The mess that is the new federal flood insurance law has claimed another local casualty Lycoming County's planned reassessment.
The Lycoming County commissioners last week suspended the reassessment due to uncertainties created by the impact of the Biggert-Waters Flood Insurance Reform Act of 2012 on the value of affected properties.
The suspension is wise action. The flood insurance changes are so radical that a reassessment at this time would pardon the pun carry no value.
If the act is not repealed, the implications the drastic flood rate increases will have on properties would completely change the worth of those properties. That, in turn, would change the worth of even those properties not directly impacted by the flood insurance rate changes.
In other words, every property in the county is affected by this act. And not favorably, we might add.
The county is due for a property reassessment. The last one was a decade ago, in 2004.
Reassessments are meant to re-establish valuation fairness and consistency among all real estate tax parcels. That won't be possible until there are firm ground rules for 5,355 properties in the county's flood plain, 10 percent of the county's parcels.
Chalk this up as just one more reason this act needs to be repealed quickly. We can't have legislation that ultimately may result in the abandonment of 10 percent of the county's properties due to whopping flood insurance rates that make the properties impossible to sell.

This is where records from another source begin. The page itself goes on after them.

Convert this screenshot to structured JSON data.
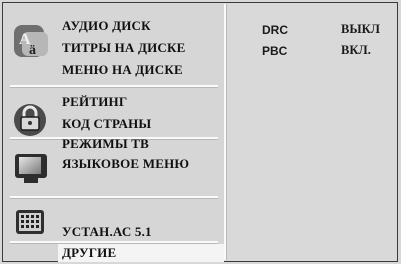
{
  "menu": {
    "group1": {
      "icon": "language-icon",
      "items": [
        "АУДИО ДИСК",
        "ТИТРЫ НА ДИСКЕ",
        "МЕНЮ НА ДИСКЕ"
      ]
    },
    "group2": {
      "icon": "lock-icon",
      "items": [
        "РЕЙТИНГ",
        "КОД СТРАНЫ"
      ]
    },
    "group3": {
      "icon": "tv-icon",
      "items": [
        "РЕЖИМЫ ТВ",
        "ЯЗЫКОВОЕ МЕНЮ"
      ]
    },
    "group4": {
      "icon": "speaker-icon",
      "items": [
        "УСТАН.АС 5.1"
      ]
    },
    "group5": {
      "items": [
        "ДРУГИЕ"
      ]
    }
  },
  "settings": [
    {
      "name": "DRC",
      "value": "ВЫКЛ"
    },
    {
      "name": "PBC",
      "value": "ВКЛ."
    }
  ]
}
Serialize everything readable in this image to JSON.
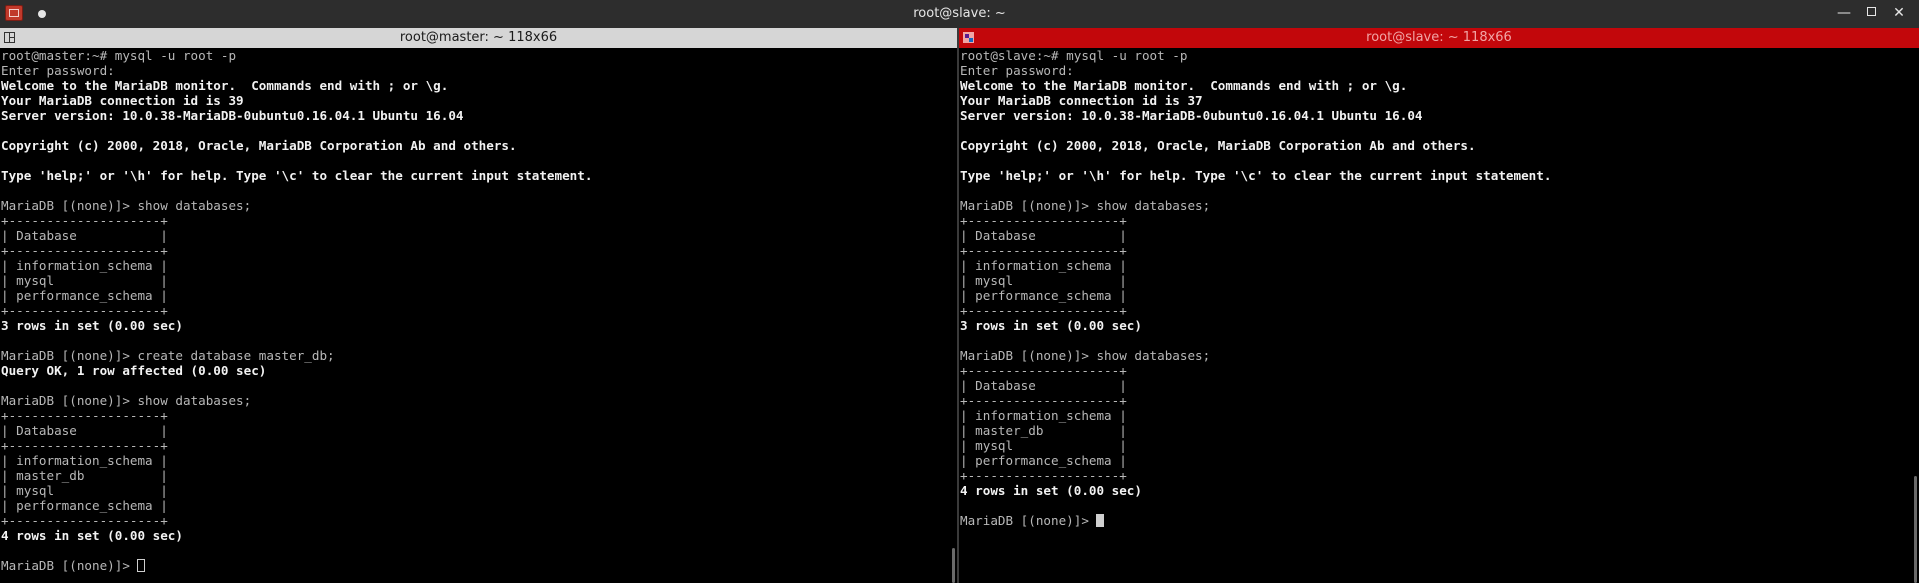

And remember, the same situation exists throughout much of the rest of the country. The reassessment can wait a little bit. The repeal of this atrocious piece of legislation cannot.